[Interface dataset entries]

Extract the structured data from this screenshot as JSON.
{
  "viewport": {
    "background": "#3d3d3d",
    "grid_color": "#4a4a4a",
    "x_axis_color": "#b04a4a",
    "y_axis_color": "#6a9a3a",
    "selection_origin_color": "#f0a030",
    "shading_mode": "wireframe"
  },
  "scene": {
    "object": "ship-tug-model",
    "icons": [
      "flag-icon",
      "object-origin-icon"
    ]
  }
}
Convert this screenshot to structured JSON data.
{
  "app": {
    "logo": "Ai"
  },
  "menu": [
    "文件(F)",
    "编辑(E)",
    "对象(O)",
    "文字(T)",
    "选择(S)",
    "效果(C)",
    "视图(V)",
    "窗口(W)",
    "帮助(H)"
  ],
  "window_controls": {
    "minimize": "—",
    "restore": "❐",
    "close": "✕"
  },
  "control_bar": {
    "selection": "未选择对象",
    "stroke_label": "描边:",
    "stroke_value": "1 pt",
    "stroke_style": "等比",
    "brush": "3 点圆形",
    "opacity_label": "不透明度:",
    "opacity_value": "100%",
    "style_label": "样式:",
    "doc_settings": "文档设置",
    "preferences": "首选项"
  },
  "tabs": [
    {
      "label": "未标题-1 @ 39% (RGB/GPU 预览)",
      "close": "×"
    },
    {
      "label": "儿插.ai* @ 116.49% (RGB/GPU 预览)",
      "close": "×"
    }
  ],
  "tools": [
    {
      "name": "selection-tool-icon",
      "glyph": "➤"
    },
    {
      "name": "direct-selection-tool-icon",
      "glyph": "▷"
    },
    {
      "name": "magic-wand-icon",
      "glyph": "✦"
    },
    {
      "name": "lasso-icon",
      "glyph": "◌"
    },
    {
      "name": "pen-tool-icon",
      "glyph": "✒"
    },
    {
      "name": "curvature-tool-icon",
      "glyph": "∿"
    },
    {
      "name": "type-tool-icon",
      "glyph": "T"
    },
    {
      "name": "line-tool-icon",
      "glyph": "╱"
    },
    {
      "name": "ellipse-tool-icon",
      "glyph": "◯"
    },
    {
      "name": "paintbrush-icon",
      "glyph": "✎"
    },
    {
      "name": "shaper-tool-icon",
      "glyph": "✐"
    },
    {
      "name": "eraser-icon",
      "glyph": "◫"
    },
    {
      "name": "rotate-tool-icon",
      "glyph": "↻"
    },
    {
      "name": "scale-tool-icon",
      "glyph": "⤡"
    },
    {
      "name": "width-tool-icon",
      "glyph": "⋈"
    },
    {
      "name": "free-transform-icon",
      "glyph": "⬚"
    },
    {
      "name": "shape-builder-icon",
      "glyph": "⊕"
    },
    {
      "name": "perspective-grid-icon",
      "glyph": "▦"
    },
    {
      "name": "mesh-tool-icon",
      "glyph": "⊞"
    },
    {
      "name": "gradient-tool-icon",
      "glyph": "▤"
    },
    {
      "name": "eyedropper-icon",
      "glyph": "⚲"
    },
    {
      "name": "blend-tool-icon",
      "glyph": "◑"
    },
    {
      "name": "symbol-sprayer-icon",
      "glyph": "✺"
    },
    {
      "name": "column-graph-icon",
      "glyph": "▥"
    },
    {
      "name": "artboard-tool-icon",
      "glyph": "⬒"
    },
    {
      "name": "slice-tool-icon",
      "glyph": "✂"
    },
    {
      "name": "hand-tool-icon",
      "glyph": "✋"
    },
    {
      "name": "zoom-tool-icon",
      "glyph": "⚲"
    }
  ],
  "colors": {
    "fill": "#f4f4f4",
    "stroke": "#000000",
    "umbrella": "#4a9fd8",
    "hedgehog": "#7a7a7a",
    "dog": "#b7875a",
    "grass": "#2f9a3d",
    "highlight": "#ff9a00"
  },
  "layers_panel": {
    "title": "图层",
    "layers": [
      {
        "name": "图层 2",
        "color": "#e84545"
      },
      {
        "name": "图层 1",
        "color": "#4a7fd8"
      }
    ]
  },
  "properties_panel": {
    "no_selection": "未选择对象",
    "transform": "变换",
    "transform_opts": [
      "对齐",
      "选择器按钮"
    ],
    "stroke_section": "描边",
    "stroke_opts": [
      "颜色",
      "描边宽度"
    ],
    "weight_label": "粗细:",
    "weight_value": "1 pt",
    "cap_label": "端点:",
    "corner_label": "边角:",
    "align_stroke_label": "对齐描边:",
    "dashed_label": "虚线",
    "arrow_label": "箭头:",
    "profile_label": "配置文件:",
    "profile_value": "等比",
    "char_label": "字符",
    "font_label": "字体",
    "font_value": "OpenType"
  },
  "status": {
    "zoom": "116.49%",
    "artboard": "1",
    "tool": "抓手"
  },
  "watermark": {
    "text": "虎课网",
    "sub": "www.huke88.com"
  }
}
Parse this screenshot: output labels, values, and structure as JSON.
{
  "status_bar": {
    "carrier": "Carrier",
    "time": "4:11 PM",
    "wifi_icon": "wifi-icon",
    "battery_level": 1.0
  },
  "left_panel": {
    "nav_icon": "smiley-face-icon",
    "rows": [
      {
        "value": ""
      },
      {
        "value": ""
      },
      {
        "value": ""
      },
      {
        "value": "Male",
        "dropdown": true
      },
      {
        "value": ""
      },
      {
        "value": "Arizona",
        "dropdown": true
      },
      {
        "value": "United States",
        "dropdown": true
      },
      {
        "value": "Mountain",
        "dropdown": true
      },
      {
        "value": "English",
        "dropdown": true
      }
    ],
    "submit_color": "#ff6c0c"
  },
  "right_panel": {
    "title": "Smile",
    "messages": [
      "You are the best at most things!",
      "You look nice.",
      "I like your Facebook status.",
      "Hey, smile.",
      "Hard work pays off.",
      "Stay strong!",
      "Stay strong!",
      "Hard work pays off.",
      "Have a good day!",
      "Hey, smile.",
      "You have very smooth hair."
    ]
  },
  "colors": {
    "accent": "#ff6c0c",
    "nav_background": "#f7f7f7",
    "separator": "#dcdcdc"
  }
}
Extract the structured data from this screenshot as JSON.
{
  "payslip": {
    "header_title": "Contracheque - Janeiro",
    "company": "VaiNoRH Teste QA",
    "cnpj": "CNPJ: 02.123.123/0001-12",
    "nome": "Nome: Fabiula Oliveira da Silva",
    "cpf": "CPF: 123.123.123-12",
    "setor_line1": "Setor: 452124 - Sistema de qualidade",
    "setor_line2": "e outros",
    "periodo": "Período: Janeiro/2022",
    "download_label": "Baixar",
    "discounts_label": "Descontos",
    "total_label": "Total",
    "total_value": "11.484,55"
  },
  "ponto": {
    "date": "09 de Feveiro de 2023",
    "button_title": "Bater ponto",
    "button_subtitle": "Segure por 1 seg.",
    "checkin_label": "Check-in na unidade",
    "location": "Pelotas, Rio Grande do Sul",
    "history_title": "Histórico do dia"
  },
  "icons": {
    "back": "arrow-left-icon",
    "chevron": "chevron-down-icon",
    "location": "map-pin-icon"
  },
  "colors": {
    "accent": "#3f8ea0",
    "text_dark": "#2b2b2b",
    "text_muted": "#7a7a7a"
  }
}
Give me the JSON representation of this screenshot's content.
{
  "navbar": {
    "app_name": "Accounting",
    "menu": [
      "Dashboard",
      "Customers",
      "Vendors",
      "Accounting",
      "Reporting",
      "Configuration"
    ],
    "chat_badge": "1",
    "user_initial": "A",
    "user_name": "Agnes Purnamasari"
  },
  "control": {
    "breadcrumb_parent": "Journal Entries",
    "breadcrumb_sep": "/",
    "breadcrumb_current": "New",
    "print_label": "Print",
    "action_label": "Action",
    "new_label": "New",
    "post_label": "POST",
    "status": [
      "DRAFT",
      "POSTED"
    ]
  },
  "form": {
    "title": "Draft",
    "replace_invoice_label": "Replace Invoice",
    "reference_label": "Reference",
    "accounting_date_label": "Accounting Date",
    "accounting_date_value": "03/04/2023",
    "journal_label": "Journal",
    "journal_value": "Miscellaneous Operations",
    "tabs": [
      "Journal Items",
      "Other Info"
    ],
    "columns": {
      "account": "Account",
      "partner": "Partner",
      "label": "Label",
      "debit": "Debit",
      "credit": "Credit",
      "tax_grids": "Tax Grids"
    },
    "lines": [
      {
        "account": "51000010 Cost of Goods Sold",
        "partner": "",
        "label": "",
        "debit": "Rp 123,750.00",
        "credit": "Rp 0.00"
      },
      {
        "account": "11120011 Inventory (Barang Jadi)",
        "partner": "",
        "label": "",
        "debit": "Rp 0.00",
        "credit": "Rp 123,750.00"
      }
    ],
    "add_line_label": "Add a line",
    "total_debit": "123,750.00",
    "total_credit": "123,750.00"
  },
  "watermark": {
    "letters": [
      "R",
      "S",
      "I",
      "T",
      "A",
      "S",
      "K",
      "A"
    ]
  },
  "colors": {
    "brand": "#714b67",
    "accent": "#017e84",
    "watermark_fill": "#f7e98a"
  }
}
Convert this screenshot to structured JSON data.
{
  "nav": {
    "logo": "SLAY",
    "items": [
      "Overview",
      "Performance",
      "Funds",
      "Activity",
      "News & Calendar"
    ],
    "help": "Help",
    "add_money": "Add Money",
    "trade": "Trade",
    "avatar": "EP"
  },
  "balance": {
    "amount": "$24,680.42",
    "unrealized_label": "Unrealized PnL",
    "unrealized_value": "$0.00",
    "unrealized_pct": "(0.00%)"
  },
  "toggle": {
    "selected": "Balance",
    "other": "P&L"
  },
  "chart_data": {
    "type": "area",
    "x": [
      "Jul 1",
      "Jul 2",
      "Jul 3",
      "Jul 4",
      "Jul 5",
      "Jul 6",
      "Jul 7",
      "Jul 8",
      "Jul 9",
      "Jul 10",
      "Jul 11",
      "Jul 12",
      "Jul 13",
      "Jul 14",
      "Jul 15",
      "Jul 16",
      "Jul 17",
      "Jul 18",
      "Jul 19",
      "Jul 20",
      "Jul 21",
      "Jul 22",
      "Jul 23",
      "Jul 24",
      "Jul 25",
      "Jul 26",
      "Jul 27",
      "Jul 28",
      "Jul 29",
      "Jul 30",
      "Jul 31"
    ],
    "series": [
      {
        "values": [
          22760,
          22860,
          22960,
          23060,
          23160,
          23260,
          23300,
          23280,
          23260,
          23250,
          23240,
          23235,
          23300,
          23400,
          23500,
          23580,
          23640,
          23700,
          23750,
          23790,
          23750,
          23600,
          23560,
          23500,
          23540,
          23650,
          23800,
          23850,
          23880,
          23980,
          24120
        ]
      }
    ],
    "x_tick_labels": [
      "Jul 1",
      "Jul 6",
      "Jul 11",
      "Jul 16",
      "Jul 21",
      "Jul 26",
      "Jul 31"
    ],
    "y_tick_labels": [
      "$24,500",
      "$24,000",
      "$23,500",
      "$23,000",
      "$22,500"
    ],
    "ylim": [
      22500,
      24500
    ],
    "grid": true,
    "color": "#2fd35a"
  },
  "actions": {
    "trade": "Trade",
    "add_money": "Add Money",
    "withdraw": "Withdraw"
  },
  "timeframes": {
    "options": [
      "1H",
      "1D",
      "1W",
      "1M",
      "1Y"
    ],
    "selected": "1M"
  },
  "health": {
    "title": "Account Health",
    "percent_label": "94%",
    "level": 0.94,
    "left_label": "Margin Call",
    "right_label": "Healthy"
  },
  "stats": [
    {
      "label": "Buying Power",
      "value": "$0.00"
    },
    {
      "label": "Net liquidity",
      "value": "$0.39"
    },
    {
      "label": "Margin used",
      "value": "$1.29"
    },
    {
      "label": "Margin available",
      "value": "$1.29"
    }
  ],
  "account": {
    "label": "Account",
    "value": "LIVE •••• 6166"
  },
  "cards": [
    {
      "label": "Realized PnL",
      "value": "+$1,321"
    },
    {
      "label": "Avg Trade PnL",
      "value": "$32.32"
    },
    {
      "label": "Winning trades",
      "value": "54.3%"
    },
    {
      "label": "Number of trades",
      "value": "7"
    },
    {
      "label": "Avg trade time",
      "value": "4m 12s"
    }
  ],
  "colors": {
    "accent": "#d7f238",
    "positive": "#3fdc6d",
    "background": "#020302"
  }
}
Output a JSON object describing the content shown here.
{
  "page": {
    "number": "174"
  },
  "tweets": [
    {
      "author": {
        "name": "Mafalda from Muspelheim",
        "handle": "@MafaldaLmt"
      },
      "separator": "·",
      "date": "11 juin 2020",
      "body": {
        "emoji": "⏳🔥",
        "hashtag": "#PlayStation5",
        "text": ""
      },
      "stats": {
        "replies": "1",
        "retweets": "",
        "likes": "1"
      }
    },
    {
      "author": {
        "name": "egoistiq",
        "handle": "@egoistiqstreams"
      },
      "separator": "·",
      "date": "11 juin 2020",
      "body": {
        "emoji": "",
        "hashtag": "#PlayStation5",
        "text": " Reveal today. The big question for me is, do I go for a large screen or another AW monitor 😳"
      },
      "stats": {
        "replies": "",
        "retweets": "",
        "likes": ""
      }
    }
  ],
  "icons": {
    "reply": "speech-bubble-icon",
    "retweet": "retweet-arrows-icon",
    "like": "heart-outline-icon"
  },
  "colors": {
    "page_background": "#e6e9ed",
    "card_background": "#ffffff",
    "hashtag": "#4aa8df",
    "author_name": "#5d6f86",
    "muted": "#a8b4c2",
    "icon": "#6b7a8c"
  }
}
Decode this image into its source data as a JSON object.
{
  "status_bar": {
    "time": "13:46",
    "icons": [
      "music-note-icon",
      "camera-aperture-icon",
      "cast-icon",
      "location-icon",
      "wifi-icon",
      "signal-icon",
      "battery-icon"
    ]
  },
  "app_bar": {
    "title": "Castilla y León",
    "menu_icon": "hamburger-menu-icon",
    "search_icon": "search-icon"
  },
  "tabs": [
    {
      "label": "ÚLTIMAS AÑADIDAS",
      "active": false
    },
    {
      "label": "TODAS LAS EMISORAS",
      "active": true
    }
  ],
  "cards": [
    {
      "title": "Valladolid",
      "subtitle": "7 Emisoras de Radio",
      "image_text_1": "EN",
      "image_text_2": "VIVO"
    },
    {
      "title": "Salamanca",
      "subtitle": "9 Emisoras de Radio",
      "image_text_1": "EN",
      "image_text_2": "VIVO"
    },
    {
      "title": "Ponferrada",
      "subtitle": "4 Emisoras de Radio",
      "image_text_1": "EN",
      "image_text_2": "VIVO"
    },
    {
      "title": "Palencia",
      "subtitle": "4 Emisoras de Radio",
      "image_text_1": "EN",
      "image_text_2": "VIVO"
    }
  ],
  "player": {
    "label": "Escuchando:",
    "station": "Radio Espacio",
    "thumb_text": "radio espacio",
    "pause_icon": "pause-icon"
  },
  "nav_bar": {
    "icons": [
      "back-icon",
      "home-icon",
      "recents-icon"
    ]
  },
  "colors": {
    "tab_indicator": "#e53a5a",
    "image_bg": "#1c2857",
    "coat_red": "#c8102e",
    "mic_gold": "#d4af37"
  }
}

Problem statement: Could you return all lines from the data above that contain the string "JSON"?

Reply:
Extract the structured data from this screenshot as JSON.
Convert this screenshot to structured JSON data.
Parse this screenshot: output labels, values, and structure as JSON.
Extract the structured data from this screenshot as JSON.
Give me the JSON representation of this screenshot's content.
Convert this screenshot to structured JSON data.
Output a JSON object describing the content shown here.
Decode this image into its source data as a JSON object.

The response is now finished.